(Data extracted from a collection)
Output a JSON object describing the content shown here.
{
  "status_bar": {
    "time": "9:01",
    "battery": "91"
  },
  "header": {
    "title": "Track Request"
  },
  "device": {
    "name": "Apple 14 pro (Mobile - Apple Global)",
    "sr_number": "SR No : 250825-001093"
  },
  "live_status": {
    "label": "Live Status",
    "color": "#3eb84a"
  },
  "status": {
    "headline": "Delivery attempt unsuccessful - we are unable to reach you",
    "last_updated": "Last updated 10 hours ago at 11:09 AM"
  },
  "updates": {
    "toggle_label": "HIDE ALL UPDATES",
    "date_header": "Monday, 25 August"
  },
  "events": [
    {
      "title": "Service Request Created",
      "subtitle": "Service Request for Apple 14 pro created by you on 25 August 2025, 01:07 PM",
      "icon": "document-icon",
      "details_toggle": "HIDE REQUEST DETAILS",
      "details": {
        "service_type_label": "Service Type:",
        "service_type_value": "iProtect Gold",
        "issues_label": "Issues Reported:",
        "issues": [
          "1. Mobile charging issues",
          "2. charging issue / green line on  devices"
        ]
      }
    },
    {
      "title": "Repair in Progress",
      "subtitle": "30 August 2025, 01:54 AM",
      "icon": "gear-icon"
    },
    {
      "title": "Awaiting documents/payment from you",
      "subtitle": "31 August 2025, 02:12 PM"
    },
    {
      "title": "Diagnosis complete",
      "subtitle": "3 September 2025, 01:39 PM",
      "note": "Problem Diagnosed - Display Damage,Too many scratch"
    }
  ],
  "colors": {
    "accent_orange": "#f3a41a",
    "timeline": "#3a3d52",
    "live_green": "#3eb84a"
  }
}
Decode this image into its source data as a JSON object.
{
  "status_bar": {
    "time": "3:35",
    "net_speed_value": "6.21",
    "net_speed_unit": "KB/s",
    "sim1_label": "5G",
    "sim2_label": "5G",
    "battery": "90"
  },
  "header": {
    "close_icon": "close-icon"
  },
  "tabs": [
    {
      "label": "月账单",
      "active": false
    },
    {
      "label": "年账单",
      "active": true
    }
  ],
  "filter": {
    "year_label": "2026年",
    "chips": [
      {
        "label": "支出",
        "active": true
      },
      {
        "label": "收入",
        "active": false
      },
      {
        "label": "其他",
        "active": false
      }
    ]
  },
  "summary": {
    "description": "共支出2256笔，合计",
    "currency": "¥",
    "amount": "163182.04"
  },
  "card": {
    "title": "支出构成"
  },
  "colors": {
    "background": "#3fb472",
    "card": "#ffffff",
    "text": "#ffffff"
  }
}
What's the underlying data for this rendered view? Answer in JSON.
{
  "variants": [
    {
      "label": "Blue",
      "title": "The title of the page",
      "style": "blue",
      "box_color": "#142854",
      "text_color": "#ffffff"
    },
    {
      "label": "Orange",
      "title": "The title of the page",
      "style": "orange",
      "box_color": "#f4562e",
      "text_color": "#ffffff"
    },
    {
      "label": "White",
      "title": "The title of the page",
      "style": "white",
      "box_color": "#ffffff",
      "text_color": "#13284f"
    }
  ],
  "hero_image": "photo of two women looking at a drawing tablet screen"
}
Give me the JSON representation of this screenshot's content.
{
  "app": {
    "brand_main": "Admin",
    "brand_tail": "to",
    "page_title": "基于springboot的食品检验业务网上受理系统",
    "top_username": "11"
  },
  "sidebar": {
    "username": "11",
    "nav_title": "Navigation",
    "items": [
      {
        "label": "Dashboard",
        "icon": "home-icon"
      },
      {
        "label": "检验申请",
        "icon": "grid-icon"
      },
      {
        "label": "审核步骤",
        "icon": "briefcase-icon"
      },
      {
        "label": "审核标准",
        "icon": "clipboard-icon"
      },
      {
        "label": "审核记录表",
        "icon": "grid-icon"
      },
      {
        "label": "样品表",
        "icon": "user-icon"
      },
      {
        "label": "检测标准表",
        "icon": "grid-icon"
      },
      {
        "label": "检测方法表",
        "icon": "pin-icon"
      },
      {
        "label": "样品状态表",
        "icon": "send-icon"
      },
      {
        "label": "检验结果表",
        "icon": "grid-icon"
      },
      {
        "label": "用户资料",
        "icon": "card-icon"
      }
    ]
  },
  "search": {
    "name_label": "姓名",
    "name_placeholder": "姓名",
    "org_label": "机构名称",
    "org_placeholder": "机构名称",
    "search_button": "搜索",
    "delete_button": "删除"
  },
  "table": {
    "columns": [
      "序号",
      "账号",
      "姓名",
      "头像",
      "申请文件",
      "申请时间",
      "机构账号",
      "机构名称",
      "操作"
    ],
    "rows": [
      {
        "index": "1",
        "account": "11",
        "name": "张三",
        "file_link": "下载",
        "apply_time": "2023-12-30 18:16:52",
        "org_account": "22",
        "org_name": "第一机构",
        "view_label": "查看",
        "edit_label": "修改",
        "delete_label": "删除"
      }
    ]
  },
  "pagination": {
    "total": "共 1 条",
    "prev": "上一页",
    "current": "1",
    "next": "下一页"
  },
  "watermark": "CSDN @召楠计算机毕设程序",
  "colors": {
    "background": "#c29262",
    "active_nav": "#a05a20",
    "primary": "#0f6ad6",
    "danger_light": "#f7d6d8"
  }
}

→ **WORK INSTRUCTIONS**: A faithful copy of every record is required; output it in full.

→ **RESPONSE TO THIS TASK**:
Output a JSON object describing the content shown here.
{
  "status_bar": {
    "time": "9:01",
    "battery": "91"
  },
  "header": {
    "title": "Track Request"
  },
  "device": {
    "name": "Apple 14 pro (Mobile - Apple Global)",
    "sr_number": "SR No : 250825-001093"
  },
  "live_status": {
    "label": "Live Status",
    "color": "#3eb84a"
  },
  "status": {
    "headline": "Delivery attempt unsuccessful - we are unable to reach you",
    "last_updated": "Last updated 10 hours ago at 11:09 AM"
  },
  "updates": {
    "toggle_label": "HIDE ALL UPDATES",
    "date_header": "Monday, 25 August"
  },
  "events": [
    {
      "title": "Service Request Created",
      "subtitle": "Service Request for Apple 14 pro created by you on 25 August 2025, 01:07 PM",
      "icon": "document-icon",
      "details_toggle": "HIDE REQUEST DETAILS",
      "details": {
        "service_type_label": "Service Type:",
        "service_type_value": "iProtect Gold",
        "issues_label": "Issues Reported:",
        "issues": [
          "1. Mobile charging issues",
          "2. charging issue / green line on  devices"
        ]
      }
    },
    {
      "title": "Repair in Progress",
      "subtitle": "30 August 2025, 01:54 AM",
      "icon": "gear-icon"
    },
    {
      "title": "Awaiting documents/payment from you",
      "subtitle": "31 August 2025, 02:12 PM"
    },
    {
      "title": "Diagnosis complete",
      "subtitle": "3 September 2025, 01:39 PM",
      "note": "Problem Diagnosed - Display Damage,Too many scratch"
    }
  ],
  "colors": {
    "accent_orange": "#f3a41a",
    "timeline": "#3a3d52",
    "live_green": "#3eb84a"
  }
}
Decode this image into its source data as a JSON object.
{
  "status_bar": {
    "time": "3:35",
    "net_speed_value": "6.21",
    "net_speed_unit": "KB/s",
    "sim1_label": "5G",
    "sim2_label": "5G",
    "battery": "90"
  },
  "header": {
    "close_icon": "close-icon"
  },
  "tabs": [
    {
      "label": "月账单",
      "active": false
    },
    {
      "label": "年账单",
      "active": true
    }
  ],
  "filter": {
    "year_label": "2026年",
    "chips": [
      {
        "label": "支出",
        "active": true
      },
      {
        "label": "收入",
        "active": false
      },
      {
        "label": "其他",
        "active": false
      }
    ]
  },
  "summary": {
    "description": "共支出2256笔，合计",
    "currency": "¥",
    "amount": "163182.04"
  },
  "card": {
    "title": "支出构成"
  },
  "colors": {
    "background": "#3fb472",
    "card": "#ffffff",
    "text": "#ffffff"
  }
}
What's the underlying data for this rendered view? Answer in JSON.
{
  "variants": [
    {
      "label": "Blue",
      "title": "The title of the page",
      "style": "blue",
      "box_color": "#142854",
      "text_color": "#ffffff"
    },
    {
      "label": "Orange",
      "title": "The title of the page",
      "style": "orange",
      "box_color": "#f4562e",
      "text_color": "#ffffff"
    },
    {
      "label": "White",
      "title": "The title of the page",
      "style": "white",
      "box_color": "#ffffff",
      "text_color": "#13284f"
    }
  ],
  "hero_image": "photo of two women looking at a drawing tablet screen"
}
Give me the JSON representation of this screenshot's content.
{
  "app": {
    "brand_main": "Admin",
    "brand_tail": "to",
    "page_title": "基于springboot的食品检验业务网上受理系统",
    "top_username": "11"
  },
  "sidebar": {
    "username": "11",
    "nav_title": "Navigation",
    "items": [
      {
        "label": "Dashboard",
        "icon": "home-icon"
      },
      {
        "label": "检验申请",
        "icon": "grid-icon"
      },
      {
        "label": "审核步骤",
        "icon": "briefcase-icon"
      },
      {
        "label": "审核标准",
        "icon": "clipboard-icon"
      },
      {
        "label": "审核记录表",
        "icon": "grid-icon"
      },
      {
        "label": "样品表",
        "icon": "user-icon"
      },
      {
        "label": "检测标准表",
        "icon": "grid-icon"
      },
      {
        "label": "检测方法表",
        "icon": "pin-icon"
      },
      {
        "label": "样品状态表",
        "icon": "send-icon"
      },
      {
        "label": "检验结果表",
        "icon": "grid-icon"
      },
      {
        "label": "用户资料",
        "icon": "card-icon"
      }
    ]
  },
  "search": {
    "name_label": "姓名",
    "name_placeholder": "姓名",
    "org_label": "机构名称",
    "org_placeholder": "机构名称",
    "search_button": "搜索",
    "delete_button": "删除"
  },
  "table": {
    "columns": [
      "序号",
      "账号",
      "姓名",
      "头像",
      "申请文件",
      "申请时间",
      "机构账号",
      "机构名称",
      "操作"
    ],
    "rows": [
      {
        "index": "1",
        "account": "11",
        "name": "张三",
        "file_link": "下载",
        "apply_time": "2023-12-30 18:16:52",
        "org_account": "22",
        "org_name": "第一机构",
        "view_label": "查看",
        "edit_label": "修改",
        "delete_label": "删除"
      }
    ]
  },
  "pagination": {
    "total": "共 1 条",
    "prev": "上一页",
    "current": "1",
    "next": "下一页"
  },
  "watermark": "CSDN @召楠计算机毕设程序",
  "colors": {
    "background": "#c29262",
    "active_nav": "#a05a20",
    "primary": "#0f6ad6",
    "danger_light": "#f7d6d8"
  }
}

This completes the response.